The Real Quagmire

Haitian death toll: 2,400. “Haiti Street Gangsters Attack Aid Envoys.”

GONAIVES, Haiti (AP) - They mob aid convoys, break into homes to steal food and shoot anyone who gets in their way. Street gangsters have put aid workers squarely in their sights and are subjecting weary storm survivors to life-threatening delays in getting food and water.

There is definitely a deep divide between the richest and poorest nations on this earth and you have to ask the question, "Why?" Why do some nations seem to be stuck in the mortality-laden quagmire of centuries past, locked in a stasis of death, misery, and pulverizing poverty?

One theory I will discard upfront is that this misery is "caused by imperialist domination, especially by the U.S." My theory is more that the opposite is true. The lack of classical liberal values and the rejection of the prerequisites of capitalism in particular cause most of the poverty and thus misery of the third world.

We as Americans forget that the process of creating the wealth of this country happened over an extended period and without an explicit plan per se. The number one problem holding back third world nations from becoming engines of prosperity is the lack of a legal structure of property and property rights that would allow the poor and noble entrepenuers to 'capitalized' the assets they have.

Most of the third world has no legal ownership to their property. Even families who have held land for generations have no title recorded publicly to say that they own their land. Thus they cannot borrow against their property to buy equipment to farm more efficiently or build new structures. They cannot leverage the assets they have.

On top of that the governments of the third world are almost always run by an elite who follow the worst sort of governmental doctrines, often cloaked in socialist rhetoric, that effectively makes it impossible to do business legally unless you are one of the elite who run the government. In this sense it is true that the rich in these countries stay rich and the poor stay poor. The irony is that the elite would be even richer if their whole country were richer and the poor would be able to start businesses and pursue opportunity that until now seems reserved for the west.

Peruvian economist, Hernando De Soto, details in his book, The Mystery of Capital: Why Capitalism Triumphs in the West and Fails Everywhere Else, the kind of effort a entrepreneur in a third world nation has to make in order to start a legal business. He or she would be required to go back forth to various government agencies and officials hundreds of times, with a (legal) fee associated with each visit, and in some cases additional 'grease the wheels' kind of fees as well. Most entrepreneurs don't even try to comply with such regulations. Thus they are forced to avoid their government 'catching them' doing business illegally and are bereft of the use of the legal system in addressing grievances as well.
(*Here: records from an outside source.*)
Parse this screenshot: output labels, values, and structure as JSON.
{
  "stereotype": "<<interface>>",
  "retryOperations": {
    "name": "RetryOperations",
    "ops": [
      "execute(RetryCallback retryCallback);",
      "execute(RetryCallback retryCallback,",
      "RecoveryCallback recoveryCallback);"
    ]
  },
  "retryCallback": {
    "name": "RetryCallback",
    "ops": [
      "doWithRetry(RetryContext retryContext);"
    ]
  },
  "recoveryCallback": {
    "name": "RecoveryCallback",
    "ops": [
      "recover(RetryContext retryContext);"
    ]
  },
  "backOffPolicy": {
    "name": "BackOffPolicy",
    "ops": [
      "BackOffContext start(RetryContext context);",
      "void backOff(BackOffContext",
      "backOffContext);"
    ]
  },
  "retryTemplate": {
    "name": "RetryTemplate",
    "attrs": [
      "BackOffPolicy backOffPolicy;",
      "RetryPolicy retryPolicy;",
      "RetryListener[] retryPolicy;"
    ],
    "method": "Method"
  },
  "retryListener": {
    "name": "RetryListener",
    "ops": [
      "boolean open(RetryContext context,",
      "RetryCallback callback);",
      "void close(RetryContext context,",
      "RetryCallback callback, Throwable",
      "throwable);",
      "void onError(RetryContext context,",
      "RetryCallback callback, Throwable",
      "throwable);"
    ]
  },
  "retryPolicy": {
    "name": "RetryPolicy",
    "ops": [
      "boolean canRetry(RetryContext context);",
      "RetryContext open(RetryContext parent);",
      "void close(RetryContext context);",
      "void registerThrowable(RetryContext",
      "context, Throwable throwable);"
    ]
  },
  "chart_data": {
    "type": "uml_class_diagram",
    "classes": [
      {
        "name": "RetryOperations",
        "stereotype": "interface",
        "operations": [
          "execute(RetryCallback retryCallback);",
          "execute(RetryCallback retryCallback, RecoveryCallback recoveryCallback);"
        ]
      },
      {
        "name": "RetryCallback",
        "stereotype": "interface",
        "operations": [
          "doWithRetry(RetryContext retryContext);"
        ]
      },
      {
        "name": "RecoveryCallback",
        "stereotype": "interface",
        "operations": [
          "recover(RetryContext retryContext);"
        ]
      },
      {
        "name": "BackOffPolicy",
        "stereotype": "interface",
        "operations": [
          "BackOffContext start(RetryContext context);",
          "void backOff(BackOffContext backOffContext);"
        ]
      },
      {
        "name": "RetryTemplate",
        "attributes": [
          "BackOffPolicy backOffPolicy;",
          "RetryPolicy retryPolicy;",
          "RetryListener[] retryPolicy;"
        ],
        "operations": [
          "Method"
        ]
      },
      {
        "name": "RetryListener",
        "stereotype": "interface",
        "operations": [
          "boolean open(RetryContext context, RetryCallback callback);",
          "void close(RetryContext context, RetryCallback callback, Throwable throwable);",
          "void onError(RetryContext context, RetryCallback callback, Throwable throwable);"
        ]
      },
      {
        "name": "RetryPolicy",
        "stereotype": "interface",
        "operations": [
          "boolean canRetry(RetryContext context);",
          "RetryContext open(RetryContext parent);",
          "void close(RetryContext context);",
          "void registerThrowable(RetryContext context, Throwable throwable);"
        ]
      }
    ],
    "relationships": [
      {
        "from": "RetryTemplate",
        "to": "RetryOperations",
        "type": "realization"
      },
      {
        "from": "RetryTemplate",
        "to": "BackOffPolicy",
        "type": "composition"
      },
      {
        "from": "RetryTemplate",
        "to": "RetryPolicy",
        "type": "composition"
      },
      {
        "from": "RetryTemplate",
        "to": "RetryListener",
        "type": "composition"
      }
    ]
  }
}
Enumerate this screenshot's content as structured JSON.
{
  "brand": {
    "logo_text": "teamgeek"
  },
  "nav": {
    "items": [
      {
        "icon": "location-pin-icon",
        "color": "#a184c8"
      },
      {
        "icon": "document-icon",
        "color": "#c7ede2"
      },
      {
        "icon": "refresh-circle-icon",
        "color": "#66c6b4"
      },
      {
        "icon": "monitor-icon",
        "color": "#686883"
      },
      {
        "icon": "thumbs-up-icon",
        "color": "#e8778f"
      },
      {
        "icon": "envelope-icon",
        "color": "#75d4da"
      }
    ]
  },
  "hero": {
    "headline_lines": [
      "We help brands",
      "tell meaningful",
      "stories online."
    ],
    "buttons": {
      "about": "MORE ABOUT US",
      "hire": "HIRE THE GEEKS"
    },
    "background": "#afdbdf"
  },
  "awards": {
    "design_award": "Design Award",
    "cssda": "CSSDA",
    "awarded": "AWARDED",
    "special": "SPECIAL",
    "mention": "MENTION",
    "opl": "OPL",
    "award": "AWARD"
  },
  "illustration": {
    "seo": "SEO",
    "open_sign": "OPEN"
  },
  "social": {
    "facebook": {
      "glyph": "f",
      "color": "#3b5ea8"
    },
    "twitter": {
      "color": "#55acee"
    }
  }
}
Is it any wonder why there is poverty in these nations?

I believe it is possible for the third world to become nations of wealth and prosperity just as the 'first world' is. It is not an issue of race or culture, because genetically we are all the same, we are all human with the same potential and the same inheritance of intelligence and talent. No, it is a problem of governance and ancient despotic economic theory.

[For anyone interested here's an interview of Hernando De Soto in an Egyptian newspaper which sort of ties this whole issue into the middle east as well.]

Posted by Eric Simonson at September 29, 2004 1:36 AM